(SOURCE MATERIAL)
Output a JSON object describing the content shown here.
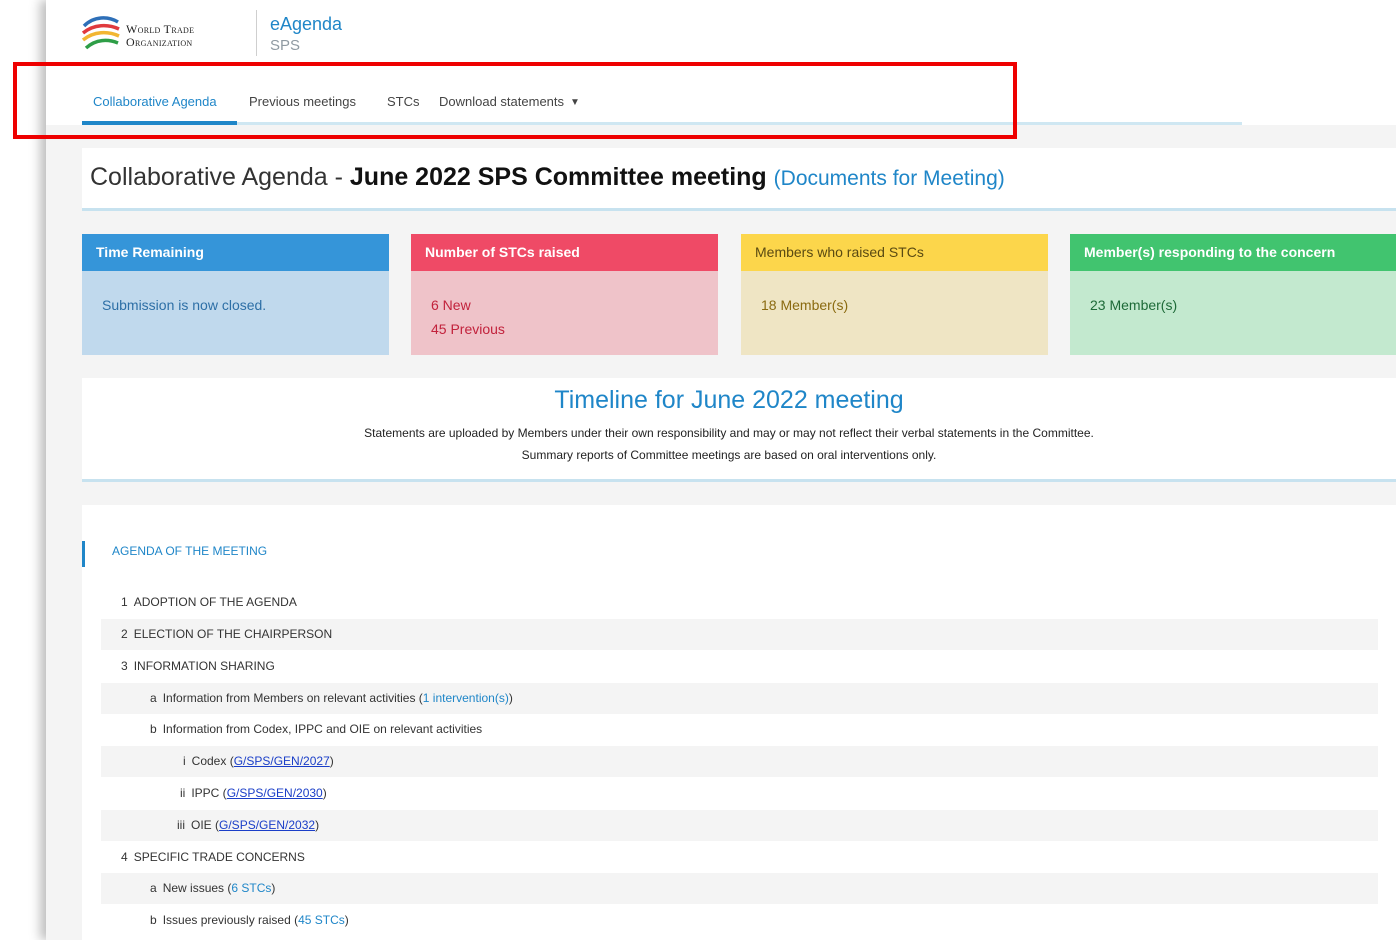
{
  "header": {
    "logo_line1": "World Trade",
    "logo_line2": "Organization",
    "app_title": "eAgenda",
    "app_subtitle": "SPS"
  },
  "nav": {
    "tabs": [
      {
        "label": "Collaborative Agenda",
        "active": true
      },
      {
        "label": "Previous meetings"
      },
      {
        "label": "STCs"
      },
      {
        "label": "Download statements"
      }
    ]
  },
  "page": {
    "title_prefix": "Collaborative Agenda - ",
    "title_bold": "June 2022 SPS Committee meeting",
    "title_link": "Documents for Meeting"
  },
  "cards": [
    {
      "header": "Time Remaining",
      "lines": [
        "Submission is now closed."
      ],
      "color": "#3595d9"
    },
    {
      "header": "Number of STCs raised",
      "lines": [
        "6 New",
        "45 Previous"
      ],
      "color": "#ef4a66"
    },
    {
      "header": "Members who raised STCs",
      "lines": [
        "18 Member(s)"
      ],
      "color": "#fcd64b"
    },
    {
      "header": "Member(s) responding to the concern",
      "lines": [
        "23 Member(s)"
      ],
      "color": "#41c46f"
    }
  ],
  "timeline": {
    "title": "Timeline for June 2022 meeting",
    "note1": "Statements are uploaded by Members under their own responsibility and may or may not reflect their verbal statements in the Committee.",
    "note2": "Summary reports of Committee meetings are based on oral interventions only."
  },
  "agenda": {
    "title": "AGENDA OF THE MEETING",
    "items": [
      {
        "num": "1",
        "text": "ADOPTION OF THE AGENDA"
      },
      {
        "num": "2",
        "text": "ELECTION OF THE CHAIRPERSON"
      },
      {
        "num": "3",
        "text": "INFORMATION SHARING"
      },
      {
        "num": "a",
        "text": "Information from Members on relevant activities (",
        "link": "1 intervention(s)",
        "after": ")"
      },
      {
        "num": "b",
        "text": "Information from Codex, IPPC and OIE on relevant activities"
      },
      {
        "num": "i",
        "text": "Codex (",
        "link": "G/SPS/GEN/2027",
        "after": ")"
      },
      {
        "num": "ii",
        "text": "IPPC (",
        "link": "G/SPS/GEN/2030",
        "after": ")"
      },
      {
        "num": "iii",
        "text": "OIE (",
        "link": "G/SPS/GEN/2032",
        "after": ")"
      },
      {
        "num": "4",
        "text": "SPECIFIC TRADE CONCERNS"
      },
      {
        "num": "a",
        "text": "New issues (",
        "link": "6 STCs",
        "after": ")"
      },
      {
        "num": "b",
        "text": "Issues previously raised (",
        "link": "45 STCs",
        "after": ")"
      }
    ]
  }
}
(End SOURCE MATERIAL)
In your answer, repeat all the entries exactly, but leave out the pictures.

Output a JSON object describing the content shown here.
{
  "header": {
    "logo_line1": "World Trade",
    "logo_line2": "Organization",
    "app_title": "eAgenda",
    "app_subtitle": "SPS"
  },
  "nav": {
    "tabs": [
      {
        "label": "Collaborative Agenda",
        "active": true
      },
      {
        "label": "Previous meetings"
      },
      {
        "label": "STCs"
      },
      {
        "label": "Download statements"
      }
    ]
  },
  "page": {
    "title_prefix": "Collaborative Agenda - ",
    "title_bold": "June 2022 SPS Committee meeting",
    "title_link": "Documents for Meeting"
  },
  "cards": [
    {
      "header": "Time Remaining",
      "lines": [
        "Submission is now closed."
      ],
      "color": "#3595d9"
    },
    {
      "header": "Number of STCs raised",
      "lines": [
        "6 New",
        "45 Previous"
      ],
      "color": "#ef4a66"
    },
    {
      "header": "Members who raised STCs",
      "lines": [
        "18 Member(s)"
      ],
      "color": "#fcd64b"
    },
    {
      "header": "Member(s) responding to the concern",
      "lines": [
        "23 Member(s)"
      ],
      "color": "#41c46f"
    }
  ],
  "timeline": {
    "title": "Timeline for June 2022 meeting",
    "note1": "Statements are uploaded by Members under their own responsibility and may or may not reflect their verbal statements in the Committee.",
    "note2": "Summary reports of Committee meetings are based on oral interventions only."
  },
  "agenda": {
    "title": "AGENDA OF THE MEETING",
    "items": [
      {
        "num": "1",
        "text": "ADOPTION OF THE AGENDA"
      },
      {
        "num": "2",
        "text": "ELECTION OF THE CHAIRPERSON"
      },
      {
        "num": "3",
        "text": "INFORMATION SHARING"
      },
      {
        "num": "a",
        "text": "Information from Members on relevant activities (",
        "link": "1 intervention(s)",
        "after": ")"
      },
      {
        "num": "b",
        "text": "Information from Codex, IPPC and OIE on relevant activities"
      },
      {
        "num": "i",
        "text": "Codex (",
        "link": "G/SPS/GEN/2027",
        "after": ")"
      },
      {
        "num": "ii",
        "text": "IPPC (",
        "link": "G/SPS/GEN/2030",
        "after": ")"
      },
      {
        "num": "iii",
        "text": "OIE (",
        "link": "G/SPS/GEN/2032",
        "after": ")"
      },
      {
        "num": "4",
        "text": "SPECIFIC TRADE CONCERNS"
      },
      {
        "num": "a",
        "text": "New issues (",
        "link": "6 STCs",
        "after": ")"
      },
      {
        "num": "b",
        "text": "Issues previously raised (",
        "link": "45 STCs",
        "after": ")"
      }
    ]
  }
}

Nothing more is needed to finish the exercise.